While many decades of scientific research studies have gone into harnessing the power of the immune system to fight cancer, only recently have cancer immunotherapeutic approaches begun to show robust clinical responses in patients with a variety of cancers. These treatments are adding to the current arsenal of cancer treatments; surgery, radiation and chemotherapy, and increasing the therapeutic options for cancer patients. Despite these advances, issues associated with these therapies include that not all patients respond to these therapies, and some patients who respond experience varying degrees of toxicities. One of the major issues affecting immunotherapy is the inability to evaluate trafficking of activated T-cells into sites of tumor. The current diagnostic imaging based on conventional anatomic imaging, which is the mainstay to monitor response to cytotoxic chemotherapy or radiation, is not adequate to assess initial response to immunotherapy or disease evolution. Patients' prognosis by histological analysis has limited use in regards to immunotherapy. Thus, there is a crucial need for noninvasive biomarkers for screening patients that show long term response to therapy. Here, we provide a brief account of emerging molecular magnetic resonance imaging biomarkers that have potential to exploit the metabolism and metabolic products of activated T cells.

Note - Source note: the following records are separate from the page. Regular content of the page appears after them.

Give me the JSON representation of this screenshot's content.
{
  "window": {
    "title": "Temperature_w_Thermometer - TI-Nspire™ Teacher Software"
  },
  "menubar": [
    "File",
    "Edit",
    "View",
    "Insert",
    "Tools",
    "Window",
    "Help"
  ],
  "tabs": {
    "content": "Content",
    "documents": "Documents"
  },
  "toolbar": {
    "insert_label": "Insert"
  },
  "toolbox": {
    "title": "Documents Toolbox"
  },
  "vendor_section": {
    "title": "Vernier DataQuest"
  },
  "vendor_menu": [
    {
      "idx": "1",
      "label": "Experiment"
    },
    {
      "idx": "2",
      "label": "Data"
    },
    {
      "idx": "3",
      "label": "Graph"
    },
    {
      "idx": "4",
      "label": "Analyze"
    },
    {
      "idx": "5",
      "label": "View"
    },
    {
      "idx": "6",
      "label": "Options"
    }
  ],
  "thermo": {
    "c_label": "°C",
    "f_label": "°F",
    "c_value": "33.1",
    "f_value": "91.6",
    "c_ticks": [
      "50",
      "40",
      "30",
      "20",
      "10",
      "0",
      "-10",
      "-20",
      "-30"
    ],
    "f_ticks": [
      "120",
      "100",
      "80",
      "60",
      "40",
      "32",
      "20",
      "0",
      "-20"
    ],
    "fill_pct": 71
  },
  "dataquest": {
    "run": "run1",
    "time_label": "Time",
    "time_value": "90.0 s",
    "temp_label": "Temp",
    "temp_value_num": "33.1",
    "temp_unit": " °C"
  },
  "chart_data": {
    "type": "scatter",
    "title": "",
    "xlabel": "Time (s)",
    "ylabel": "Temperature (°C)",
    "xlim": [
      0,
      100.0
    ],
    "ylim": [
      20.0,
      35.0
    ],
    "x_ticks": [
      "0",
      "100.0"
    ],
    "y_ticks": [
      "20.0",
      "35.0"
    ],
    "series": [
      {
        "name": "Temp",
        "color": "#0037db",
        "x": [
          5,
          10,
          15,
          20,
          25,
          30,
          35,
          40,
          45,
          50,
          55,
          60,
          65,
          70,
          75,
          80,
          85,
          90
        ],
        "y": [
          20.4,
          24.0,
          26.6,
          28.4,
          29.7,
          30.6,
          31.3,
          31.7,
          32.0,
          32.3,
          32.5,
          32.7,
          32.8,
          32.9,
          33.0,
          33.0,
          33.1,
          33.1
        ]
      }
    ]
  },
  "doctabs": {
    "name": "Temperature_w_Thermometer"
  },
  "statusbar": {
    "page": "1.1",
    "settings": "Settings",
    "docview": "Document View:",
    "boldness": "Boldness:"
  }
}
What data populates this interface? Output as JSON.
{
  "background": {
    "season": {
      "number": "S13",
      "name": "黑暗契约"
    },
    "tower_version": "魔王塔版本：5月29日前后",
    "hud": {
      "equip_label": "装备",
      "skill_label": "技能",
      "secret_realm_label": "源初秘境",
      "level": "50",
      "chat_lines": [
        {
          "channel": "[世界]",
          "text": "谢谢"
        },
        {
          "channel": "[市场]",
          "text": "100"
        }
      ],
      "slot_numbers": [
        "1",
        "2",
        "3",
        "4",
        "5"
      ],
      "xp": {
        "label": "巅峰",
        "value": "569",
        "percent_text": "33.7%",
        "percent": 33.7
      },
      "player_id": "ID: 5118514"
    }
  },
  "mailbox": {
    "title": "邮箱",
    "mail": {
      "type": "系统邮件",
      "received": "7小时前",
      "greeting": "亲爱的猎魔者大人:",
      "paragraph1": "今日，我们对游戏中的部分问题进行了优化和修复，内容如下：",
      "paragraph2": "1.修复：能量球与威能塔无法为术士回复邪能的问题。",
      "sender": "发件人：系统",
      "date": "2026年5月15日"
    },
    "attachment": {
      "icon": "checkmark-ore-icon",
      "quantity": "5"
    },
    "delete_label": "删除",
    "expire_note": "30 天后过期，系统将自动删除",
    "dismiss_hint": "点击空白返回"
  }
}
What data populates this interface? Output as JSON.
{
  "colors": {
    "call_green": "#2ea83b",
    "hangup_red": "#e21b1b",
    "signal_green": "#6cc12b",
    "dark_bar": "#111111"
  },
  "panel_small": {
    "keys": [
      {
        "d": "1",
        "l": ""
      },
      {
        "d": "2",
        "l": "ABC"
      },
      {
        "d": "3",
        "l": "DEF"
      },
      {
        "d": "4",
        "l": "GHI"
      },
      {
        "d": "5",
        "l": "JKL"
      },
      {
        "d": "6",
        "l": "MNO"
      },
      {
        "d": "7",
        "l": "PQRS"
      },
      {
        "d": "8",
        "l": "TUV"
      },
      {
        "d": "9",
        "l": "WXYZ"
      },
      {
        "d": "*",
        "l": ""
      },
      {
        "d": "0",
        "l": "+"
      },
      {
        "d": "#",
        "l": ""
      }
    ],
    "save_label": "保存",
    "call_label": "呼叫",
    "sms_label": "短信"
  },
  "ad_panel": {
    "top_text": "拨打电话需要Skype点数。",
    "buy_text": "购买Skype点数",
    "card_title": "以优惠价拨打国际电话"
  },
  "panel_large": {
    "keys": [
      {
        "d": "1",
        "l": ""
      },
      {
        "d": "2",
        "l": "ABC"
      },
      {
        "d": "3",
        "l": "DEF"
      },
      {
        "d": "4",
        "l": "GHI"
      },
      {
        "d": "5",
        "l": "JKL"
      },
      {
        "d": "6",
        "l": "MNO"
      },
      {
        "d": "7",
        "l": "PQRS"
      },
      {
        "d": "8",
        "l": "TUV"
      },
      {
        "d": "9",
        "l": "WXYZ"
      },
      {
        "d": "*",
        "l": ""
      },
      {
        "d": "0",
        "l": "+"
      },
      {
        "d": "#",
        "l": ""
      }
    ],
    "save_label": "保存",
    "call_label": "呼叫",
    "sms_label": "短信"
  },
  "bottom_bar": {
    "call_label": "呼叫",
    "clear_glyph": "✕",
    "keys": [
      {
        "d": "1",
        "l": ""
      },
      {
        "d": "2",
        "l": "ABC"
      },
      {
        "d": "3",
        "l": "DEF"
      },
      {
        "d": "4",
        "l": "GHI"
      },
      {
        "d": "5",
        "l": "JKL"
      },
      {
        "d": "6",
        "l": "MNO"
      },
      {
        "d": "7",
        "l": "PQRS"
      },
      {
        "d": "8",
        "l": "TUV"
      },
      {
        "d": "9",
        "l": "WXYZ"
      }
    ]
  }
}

ASJC Scopus subject areas
- Biochemistry, Genetics and Molecular Biology(all)